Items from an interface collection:
+++
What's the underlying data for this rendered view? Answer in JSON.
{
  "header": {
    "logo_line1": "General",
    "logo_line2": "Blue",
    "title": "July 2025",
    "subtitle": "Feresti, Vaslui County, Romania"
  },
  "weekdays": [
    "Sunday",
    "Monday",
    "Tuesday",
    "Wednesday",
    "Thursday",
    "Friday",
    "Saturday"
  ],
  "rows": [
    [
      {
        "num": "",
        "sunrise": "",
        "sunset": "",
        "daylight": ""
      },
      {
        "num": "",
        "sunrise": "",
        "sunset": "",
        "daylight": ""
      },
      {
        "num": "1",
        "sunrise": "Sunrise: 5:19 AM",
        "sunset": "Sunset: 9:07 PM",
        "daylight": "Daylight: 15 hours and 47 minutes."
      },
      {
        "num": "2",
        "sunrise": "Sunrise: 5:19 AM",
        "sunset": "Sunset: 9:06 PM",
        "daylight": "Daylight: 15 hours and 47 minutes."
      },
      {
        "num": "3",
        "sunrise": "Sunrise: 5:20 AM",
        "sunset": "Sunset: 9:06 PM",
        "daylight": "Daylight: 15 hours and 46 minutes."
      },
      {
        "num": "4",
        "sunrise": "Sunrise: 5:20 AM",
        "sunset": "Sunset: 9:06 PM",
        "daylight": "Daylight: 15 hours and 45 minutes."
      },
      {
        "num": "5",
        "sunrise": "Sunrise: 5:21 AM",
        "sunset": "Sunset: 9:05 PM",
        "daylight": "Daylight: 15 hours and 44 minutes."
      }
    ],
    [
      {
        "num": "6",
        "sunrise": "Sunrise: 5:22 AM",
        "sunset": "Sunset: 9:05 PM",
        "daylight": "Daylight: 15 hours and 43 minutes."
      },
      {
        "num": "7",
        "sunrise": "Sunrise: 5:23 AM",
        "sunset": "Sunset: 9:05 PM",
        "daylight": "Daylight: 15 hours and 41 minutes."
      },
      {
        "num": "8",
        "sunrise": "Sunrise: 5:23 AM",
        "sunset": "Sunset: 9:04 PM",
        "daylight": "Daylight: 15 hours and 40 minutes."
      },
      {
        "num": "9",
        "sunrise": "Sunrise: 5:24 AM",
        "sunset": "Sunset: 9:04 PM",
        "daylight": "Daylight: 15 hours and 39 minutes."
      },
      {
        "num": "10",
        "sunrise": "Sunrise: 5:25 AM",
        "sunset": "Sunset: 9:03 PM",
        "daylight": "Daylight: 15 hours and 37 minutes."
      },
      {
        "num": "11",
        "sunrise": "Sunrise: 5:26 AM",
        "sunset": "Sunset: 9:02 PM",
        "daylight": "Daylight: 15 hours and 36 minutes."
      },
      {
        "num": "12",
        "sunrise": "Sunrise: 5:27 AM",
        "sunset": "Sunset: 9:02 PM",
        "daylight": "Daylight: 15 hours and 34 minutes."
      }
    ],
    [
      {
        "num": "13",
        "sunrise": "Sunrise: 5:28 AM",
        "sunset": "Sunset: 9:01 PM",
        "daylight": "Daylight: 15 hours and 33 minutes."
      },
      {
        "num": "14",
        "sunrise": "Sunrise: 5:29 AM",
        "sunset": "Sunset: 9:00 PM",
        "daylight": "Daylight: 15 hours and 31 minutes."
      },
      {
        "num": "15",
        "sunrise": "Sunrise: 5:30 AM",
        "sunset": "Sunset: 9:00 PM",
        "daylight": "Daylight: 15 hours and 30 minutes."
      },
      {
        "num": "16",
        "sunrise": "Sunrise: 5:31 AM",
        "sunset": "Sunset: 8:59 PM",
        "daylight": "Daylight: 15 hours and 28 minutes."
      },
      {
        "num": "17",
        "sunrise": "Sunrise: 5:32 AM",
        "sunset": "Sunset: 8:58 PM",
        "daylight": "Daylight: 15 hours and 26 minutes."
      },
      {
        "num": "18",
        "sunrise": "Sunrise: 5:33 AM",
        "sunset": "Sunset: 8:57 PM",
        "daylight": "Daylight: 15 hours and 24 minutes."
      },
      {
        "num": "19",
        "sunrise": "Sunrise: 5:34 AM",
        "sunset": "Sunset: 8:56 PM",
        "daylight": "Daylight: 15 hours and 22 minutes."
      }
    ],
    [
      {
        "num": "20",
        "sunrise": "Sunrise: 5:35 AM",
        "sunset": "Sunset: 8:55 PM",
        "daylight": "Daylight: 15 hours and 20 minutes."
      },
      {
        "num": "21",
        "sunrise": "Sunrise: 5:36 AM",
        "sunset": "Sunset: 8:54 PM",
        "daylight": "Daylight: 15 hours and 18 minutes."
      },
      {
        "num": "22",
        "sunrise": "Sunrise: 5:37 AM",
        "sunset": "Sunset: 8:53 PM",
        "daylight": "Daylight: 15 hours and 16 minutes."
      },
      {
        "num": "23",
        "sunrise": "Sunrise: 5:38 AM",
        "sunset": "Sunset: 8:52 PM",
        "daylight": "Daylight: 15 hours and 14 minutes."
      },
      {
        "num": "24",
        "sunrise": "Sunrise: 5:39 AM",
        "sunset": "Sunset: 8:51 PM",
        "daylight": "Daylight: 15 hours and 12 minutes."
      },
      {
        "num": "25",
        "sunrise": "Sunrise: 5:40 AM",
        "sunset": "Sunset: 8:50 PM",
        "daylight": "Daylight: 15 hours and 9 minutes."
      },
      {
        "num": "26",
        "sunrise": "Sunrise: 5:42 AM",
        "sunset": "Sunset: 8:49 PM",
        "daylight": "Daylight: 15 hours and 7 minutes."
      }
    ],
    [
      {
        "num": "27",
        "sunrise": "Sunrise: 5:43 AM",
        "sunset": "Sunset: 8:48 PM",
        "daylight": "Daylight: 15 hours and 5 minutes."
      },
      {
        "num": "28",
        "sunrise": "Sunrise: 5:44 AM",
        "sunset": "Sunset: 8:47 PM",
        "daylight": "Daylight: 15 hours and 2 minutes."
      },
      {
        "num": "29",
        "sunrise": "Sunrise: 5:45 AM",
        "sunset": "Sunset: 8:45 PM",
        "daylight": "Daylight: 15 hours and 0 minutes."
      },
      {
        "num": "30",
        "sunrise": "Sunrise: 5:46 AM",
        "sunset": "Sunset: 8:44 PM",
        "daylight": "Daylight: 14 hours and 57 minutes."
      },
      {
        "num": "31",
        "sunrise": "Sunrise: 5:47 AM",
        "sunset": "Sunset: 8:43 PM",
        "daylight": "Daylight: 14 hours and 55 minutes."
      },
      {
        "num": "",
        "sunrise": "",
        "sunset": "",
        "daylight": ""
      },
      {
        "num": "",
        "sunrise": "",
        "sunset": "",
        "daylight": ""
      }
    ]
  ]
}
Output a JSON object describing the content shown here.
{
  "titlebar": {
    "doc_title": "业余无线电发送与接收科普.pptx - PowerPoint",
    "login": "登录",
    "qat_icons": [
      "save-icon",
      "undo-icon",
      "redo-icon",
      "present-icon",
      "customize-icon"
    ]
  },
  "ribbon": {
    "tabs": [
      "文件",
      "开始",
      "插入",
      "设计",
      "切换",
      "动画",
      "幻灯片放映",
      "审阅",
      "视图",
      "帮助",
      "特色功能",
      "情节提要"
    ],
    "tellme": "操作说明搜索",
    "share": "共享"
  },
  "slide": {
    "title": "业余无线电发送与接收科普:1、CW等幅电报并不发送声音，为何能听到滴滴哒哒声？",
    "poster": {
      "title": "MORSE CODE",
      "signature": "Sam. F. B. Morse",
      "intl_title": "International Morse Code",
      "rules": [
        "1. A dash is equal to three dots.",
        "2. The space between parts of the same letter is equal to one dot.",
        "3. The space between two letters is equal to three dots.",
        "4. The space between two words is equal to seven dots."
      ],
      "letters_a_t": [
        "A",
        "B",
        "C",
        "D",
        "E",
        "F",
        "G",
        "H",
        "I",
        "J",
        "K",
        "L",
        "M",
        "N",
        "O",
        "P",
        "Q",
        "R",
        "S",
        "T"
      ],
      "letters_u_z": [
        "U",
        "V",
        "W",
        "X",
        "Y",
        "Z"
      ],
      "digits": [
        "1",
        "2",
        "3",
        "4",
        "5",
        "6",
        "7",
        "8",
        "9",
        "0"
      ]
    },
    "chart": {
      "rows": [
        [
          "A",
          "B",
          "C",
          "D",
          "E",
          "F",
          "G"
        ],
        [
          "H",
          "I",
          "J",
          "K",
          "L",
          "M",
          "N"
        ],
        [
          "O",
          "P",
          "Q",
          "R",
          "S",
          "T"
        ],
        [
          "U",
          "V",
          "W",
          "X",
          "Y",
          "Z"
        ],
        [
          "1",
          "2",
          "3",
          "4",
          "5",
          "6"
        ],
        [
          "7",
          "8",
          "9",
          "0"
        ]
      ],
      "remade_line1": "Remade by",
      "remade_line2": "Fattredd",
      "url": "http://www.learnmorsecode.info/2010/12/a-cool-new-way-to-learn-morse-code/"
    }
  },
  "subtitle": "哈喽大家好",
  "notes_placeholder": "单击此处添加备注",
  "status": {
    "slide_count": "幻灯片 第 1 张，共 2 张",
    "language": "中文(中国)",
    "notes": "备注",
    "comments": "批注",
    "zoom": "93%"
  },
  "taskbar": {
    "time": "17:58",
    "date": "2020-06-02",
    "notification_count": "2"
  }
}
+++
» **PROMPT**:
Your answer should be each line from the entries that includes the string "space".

» **TASK ANSWER**:
        "2. The space between parts of the same letter is equal to one dot.",
        "3. The space between two letters is equal to three dots.",
        "4. The space between two words is equal to seven dots."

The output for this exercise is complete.